Tichborne’s “Elegy”

TichborneChidiock Tichborne’s Elegy

Chidiock Tichborne’s Elegy
written with his own hand in the Tower before his executionMy prime of youth is but a frost of cares,
My feast of joy is but a dish of pain,
My crop of corn is but a field of tares,
And all my good is but vain hope of gain.
The day is past, and yet I saw no sun,
And now I live, and now my life is done.

My tale was heard and yet it was not told,
My fruit is fallen and yet my leaves are green;
My youth is spent and yet I am not old,
I saw the world and yet I was not seen.
My thread is cut and yet it is not spun,
And now I live, and now my life is done.

I sought my death and found it in my womb,
I looked for life and saw it was a shade;
I trod the earth and knew it was my tomb,
And now I die, and now I was but made.
My glass is full, and now my glass is run,
And now I live, and now my life is done.

I was about 11 or 12 when I first read this poem and it immediately delighted me. The use of antithesis and paradox is a superb way to learn about reading poetry with thought.
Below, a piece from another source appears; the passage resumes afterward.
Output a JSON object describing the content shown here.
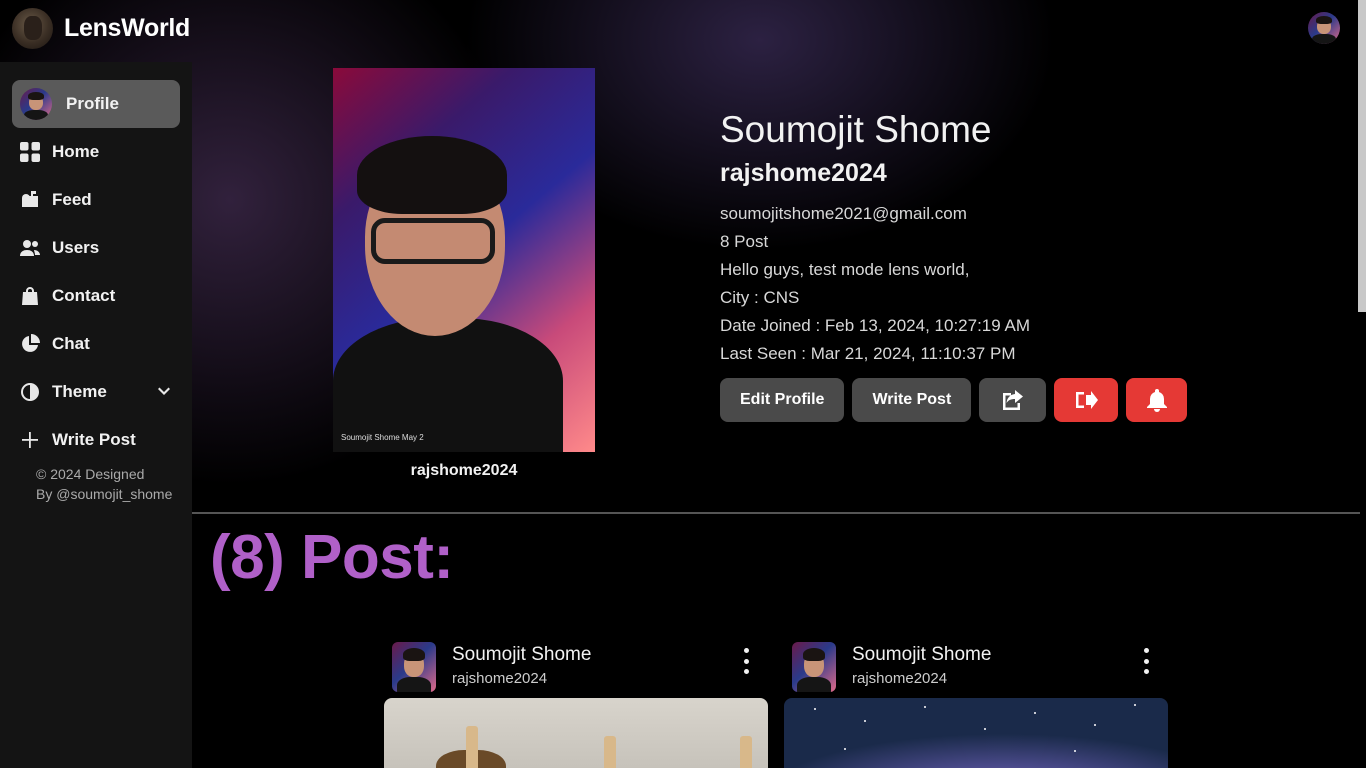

I now longer know or remember if the circumstances of its composition are true, but to my young and melodramatic mind a picture arose of a handsome young man with long, flowing hair wielding a quill pen in the Tower of London, where he had been afforded a nice writing desk of Victorian style—remember, please, I was young and did not have yet an ample stock of historically accurate images in my mind’s eye.

The poem is probably a good one for students to work at: “tares” might send them to the dictioary, but if you count the number of words exceeding one syllable, you’ll come up with approximately one. The abundant metaphors are worth chewing over.
Tichborne may have been a “one-hit wonder” (by necessity) but this poem suggests that the prospect of immediate death can indeed clarify and focus the mind.

Author: Gubbinal

Bookish, tea-drinking cat-lady who loves great poetry and music and is in the midst of dying

3 thoughts on “Tichborne’s “Elegy””

  1. It appears that Tichborne was executed (in a particularly gruesome fashion) as part of the group who were foiled in their attempts to assassinate Elizabeth 1: known as the Babbington plot. Tichborne was unfortunate in being caught: the other conspirators were able to flee but he had an injured leg and could not make good his escape. He was aged either 24 or 28 at his death. All of which comes direct from Wikipedia and of course you would have looked yourself, Natalie, had you been inclined!

    I much prefer to have some context (for anything) so it helps me to appreciate the poem knowing these few facts. I now also know that antithesis and paradox were favourite Renaissance figures of speech. It was these that resonated as I read the poem for the first time, and despite the grim circumstances and nature of the poem, it delighted me too. I think that is in large part due to the rhythm generated by the monosyllabic vocabulary.

    Fascinating poem, thank you. And an excuse to dip briefly into history 🙂

    Liked by 1 person

    1. Thank you so much, Sandra. I do look things up but I usually wait until I have a formed opinion. Historical context is important as is biographical context. But a good work of literature can also stand on its own.

      Liked by 2 people

Leave a Reply

Fill in your details below or click an icon to log in:

WordPress.com Logo

You are commenting using your WordPress.com account. Log Out /  Change )

Google photo

You are commenting using your Google account. Log Out /  Change )

Twitter picture

You are commenting using your Twitter account. Log Out /  Change )

Facebook photo

You are commenting using your Facebook account. Log Out /  Change )

Connecting to %s